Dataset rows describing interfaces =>
--------------------------------

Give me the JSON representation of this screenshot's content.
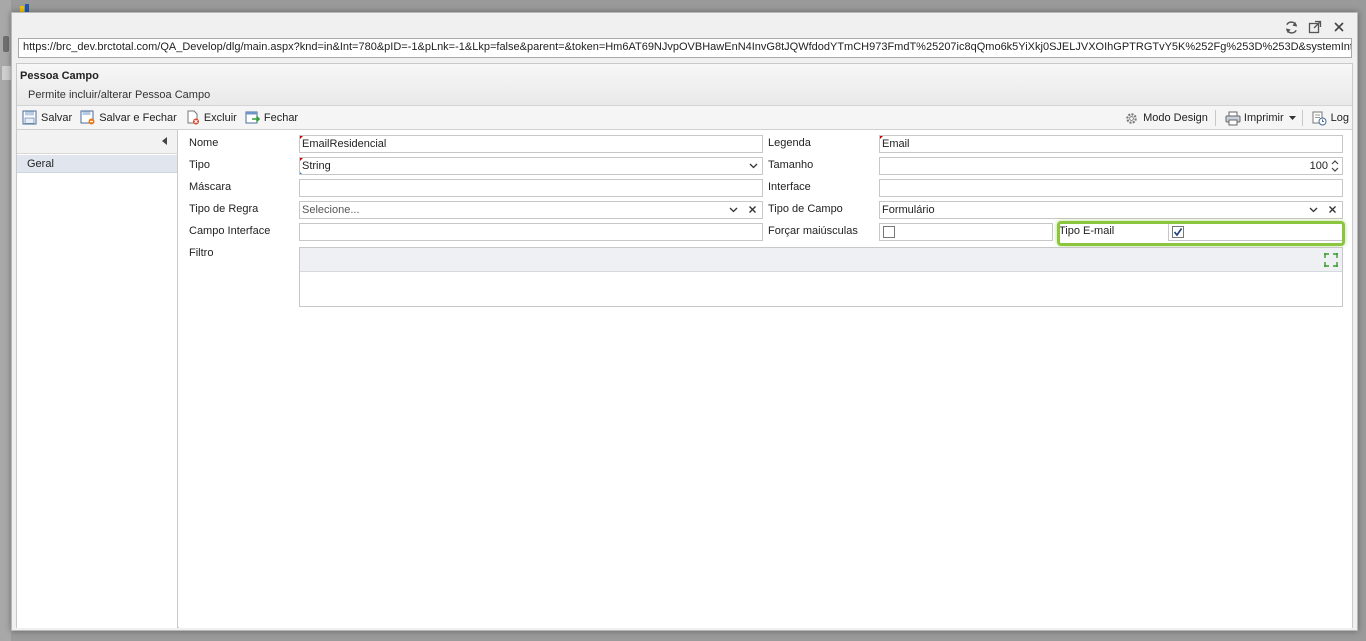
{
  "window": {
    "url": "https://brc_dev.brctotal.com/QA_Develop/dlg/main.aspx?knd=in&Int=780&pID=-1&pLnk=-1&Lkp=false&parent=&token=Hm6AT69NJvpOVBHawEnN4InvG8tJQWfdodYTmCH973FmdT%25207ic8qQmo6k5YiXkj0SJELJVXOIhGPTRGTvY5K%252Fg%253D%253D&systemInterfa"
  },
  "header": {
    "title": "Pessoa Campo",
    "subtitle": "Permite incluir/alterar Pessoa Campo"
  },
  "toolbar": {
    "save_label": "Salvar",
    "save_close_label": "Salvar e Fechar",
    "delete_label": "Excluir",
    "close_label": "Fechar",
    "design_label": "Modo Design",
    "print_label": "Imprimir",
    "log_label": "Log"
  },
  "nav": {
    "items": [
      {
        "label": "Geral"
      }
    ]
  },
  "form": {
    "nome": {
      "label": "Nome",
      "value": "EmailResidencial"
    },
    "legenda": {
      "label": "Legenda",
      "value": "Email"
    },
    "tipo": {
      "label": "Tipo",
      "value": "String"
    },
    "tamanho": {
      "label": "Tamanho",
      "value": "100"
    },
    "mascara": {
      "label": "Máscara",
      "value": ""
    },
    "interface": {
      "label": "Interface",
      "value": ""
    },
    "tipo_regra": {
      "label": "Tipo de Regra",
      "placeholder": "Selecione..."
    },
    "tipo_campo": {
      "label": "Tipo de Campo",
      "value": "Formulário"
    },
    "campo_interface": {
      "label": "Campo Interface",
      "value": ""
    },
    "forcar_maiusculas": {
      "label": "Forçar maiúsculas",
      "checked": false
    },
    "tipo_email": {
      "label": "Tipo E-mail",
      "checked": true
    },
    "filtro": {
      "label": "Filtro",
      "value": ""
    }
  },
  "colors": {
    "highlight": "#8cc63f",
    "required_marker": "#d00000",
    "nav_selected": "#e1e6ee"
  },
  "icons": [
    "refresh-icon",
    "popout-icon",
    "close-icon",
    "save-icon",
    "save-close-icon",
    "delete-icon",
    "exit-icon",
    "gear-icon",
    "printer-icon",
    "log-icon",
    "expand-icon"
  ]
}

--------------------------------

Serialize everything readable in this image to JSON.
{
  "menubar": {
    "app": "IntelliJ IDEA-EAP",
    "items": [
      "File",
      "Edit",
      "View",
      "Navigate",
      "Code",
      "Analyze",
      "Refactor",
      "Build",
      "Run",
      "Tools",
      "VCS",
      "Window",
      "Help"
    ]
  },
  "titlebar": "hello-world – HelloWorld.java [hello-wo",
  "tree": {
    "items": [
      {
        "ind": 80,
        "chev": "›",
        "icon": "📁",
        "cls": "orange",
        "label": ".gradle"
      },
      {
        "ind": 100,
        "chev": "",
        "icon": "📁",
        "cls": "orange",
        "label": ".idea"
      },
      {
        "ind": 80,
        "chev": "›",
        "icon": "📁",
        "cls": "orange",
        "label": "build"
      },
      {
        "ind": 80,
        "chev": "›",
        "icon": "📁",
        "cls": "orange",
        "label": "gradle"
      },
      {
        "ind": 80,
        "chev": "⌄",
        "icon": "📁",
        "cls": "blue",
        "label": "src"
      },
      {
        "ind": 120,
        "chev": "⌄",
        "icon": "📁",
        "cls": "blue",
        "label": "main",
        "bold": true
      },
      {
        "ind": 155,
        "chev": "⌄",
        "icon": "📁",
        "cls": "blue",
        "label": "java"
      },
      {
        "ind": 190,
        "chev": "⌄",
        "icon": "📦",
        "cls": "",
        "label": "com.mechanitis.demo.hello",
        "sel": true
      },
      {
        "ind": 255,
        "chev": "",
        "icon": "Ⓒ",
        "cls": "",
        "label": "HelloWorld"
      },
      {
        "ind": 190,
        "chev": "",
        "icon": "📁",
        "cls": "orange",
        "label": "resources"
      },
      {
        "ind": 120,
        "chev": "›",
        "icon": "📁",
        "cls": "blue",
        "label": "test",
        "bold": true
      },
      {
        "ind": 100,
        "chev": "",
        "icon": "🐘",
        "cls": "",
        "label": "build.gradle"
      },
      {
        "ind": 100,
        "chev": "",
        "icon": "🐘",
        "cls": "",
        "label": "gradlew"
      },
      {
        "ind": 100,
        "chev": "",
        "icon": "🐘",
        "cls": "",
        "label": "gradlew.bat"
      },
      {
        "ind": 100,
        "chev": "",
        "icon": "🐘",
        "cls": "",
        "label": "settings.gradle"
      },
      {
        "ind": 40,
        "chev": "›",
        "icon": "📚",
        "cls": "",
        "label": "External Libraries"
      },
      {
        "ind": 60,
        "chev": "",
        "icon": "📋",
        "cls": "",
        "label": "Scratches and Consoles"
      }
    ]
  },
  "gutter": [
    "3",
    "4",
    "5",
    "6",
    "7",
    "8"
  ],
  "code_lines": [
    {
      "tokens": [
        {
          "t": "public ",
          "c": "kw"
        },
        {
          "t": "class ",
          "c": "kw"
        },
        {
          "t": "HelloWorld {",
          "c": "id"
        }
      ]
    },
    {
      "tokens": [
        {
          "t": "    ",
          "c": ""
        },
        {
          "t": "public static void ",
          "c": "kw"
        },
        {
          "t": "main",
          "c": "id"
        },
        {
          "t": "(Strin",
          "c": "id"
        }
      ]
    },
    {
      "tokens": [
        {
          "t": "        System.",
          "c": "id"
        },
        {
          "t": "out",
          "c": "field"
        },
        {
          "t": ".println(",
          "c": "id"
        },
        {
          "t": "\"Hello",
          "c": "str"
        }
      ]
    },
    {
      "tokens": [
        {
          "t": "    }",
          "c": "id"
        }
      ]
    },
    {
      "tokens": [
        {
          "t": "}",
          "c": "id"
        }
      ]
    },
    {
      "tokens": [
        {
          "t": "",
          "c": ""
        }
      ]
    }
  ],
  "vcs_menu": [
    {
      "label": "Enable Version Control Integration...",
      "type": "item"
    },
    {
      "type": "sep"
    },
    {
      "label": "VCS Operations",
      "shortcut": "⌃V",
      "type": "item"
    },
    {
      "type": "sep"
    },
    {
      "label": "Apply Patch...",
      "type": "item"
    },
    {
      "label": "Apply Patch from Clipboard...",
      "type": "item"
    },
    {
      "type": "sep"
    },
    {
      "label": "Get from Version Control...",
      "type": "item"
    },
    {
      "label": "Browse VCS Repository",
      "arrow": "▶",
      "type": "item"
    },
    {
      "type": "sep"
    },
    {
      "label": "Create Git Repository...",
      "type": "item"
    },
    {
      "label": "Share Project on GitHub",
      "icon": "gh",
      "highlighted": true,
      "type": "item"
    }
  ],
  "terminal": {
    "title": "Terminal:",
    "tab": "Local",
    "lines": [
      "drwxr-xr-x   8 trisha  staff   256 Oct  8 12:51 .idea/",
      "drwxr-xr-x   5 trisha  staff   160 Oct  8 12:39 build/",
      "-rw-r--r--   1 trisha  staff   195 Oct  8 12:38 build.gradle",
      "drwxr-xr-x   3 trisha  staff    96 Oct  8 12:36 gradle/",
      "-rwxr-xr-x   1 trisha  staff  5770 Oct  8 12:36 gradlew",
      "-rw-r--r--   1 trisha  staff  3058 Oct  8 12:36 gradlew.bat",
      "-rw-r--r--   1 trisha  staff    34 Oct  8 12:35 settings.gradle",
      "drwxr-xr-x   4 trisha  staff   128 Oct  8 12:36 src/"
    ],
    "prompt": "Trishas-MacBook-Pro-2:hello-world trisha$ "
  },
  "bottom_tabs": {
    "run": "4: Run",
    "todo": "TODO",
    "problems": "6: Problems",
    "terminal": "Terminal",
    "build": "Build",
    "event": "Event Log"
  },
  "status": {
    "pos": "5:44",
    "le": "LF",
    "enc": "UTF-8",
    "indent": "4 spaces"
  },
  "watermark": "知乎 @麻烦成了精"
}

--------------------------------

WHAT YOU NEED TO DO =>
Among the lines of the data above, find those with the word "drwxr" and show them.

RESPONSE =>
      "drwxr-xr-x   8 trisha  staff   256 Oct  8 12:51 .idea/",
      "drwxr-xr-x   5 trisha  staff   160 Oct  8 12:39 build/",
      "drwxr-xr-x   3 trisha  staff    96 Oct  8 12:36 gradle/",
      "drwxr-xr-x   4 trisha  staff   128 Oct  8 12:36 src/"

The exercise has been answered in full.